Mozart, Gran Partitta, K. 361, holograph score, Library of Congress
Daniel Ginsberg, Orchestra of the Age of Enlightenment (Washington Post, December 9)
"The basset horn, which sounds with a diffuse golden tone and looks like a broken clarinet with a nozzle at the base."
-- Daniel Ginsberg, Washington Post
The inferior nature of these compositions was made explicit by the little bon-bon the three players offered as dessert, Mozart's Canonic Adagio (F major, K. 484d ). If the Gran Partitta, now dated to 1784, shows leagues of development in Mozart's compositional style over K. 375, this enigmatic miniature, from late 1785 (actually scored for two basset horns and bassoon but played here with the three basset horns), is even more striking. Certainly shaming Stadler's little ditties, the Adagio feels quite like a sort of personal experiment, Mozart exploring the counterpoint and adventurous harmony he had been studying in the music of J. S. Bach. One audience member called out for the little piece, over in a minute or two, to be played again, but he was not obliged.
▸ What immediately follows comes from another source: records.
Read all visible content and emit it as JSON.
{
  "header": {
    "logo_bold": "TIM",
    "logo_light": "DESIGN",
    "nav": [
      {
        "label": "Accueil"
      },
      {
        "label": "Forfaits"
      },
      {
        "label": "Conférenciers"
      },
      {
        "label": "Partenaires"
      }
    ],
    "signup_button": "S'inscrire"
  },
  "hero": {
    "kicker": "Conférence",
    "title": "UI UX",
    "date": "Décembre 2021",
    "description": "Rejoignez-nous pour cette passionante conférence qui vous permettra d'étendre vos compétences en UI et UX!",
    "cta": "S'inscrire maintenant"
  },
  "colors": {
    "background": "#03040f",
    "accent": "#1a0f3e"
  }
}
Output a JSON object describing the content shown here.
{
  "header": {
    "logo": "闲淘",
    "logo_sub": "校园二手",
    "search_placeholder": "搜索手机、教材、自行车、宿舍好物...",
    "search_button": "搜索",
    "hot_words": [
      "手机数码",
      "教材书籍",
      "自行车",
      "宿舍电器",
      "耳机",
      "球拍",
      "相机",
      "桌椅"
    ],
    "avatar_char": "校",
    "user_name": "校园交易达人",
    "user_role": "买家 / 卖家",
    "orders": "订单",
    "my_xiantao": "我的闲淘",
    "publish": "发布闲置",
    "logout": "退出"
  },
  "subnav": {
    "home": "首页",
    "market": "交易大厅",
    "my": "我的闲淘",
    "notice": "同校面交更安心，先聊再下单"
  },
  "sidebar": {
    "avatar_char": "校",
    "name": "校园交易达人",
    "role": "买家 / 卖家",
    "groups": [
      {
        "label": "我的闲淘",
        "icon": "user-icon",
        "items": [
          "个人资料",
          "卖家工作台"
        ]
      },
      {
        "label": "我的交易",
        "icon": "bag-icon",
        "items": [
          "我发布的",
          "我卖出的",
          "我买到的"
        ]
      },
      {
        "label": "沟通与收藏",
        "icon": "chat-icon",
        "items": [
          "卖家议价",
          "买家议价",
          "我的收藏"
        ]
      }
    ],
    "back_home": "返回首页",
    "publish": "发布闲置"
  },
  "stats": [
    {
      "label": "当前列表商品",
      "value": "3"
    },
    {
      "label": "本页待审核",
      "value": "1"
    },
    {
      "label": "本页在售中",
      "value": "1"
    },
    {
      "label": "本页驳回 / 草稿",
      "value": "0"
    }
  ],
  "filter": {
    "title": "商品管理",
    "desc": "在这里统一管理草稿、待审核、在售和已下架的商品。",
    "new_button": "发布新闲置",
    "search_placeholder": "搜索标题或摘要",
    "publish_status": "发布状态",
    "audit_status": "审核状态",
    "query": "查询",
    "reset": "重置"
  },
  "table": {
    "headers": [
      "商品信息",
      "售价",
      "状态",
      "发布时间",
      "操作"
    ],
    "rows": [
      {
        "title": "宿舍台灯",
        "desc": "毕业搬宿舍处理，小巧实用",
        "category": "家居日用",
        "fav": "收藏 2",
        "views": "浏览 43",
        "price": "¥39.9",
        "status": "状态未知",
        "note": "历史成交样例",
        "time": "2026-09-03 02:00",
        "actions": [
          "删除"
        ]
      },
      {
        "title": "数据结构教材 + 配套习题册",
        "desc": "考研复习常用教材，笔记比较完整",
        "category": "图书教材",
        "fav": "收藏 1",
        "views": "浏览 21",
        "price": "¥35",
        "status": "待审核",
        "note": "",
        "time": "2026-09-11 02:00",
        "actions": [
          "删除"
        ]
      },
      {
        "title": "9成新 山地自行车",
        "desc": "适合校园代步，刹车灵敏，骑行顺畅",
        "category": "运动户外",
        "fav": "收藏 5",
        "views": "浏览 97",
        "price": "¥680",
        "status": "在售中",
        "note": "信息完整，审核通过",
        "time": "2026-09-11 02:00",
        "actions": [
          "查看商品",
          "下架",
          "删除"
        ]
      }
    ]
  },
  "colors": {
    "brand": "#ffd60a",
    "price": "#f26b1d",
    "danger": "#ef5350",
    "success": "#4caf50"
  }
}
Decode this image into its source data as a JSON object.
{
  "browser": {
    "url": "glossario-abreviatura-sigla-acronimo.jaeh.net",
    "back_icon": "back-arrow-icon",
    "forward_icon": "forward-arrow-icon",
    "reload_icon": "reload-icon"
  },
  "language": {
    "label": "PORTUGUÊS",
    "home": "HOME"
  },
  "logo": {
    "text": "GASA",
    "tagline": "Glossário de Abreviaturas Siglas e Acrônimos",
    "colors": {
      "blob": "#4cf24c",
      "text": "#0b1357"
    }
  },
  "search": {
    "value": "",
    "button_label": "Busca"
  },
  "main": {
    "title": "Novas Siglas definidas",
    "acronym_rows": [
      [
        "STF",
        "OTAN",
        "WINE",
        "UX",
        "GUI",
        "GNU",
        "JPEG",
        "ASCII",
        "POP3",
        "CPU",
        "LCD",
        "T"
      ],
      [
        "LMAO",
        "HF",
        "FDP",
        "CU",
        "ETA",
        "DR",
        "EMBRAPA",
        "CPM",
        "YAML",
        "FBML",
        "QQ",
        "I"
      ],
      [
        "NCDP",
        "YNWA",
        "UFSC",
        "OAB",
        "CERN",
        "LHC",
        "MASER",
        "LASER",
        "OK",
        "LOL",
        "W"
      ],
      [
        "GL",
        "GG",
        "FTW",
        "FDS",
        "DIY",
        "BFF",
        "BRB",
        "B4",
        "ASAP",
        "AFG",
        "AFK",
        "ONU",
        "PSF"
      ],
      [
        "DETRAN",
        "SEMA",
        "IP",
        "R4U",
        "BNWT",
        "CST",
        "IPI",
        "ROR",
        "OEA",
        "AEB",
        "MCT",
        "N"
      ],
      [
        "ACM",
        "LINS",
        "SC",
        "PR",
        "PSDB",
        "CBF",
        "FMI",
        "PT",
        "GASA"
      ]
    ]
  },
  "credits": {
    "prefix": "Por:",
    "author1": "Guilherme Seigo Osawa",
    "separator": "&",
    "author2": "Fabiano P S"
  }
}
The Library of Congress owns the holograph score (page shown above) of the Gran Partitta (Serenade in B-Flat Major, K. 361), and they have published a facsimile edition of it. The critical edition, edited from the holograph and other primary sources by Neal Zaslaw and Daniel Neeson for the Neue Mozart-Ausgabe, finally dispelled the misconceptions about this work, which date back to "editions" made in the years after the composer's death. It added a level of significance to see the page in Mozart's hand in a case outside the auditorium. While the intellectual and technical qualities of this concert certainly impressed, musically one sensed something missing at times. This was typified in the Gran Partitta's glorious Adagio movement (which makes a memorable appearance in the film Amadeus), dashed off at a tempo closer to Andante than Adagio. The result was disappointingly prosaic. All, or almost all, of the surface details were there, but at times like this it was only an outside sheen.
The next concert in the Library of Congress series (December 15, 8 pm) is an all-Schumann program played by Joshua Bell (violin), Paul Neubauer (viola), Steven Isserlis (cello), and Jeremy Denk (piano).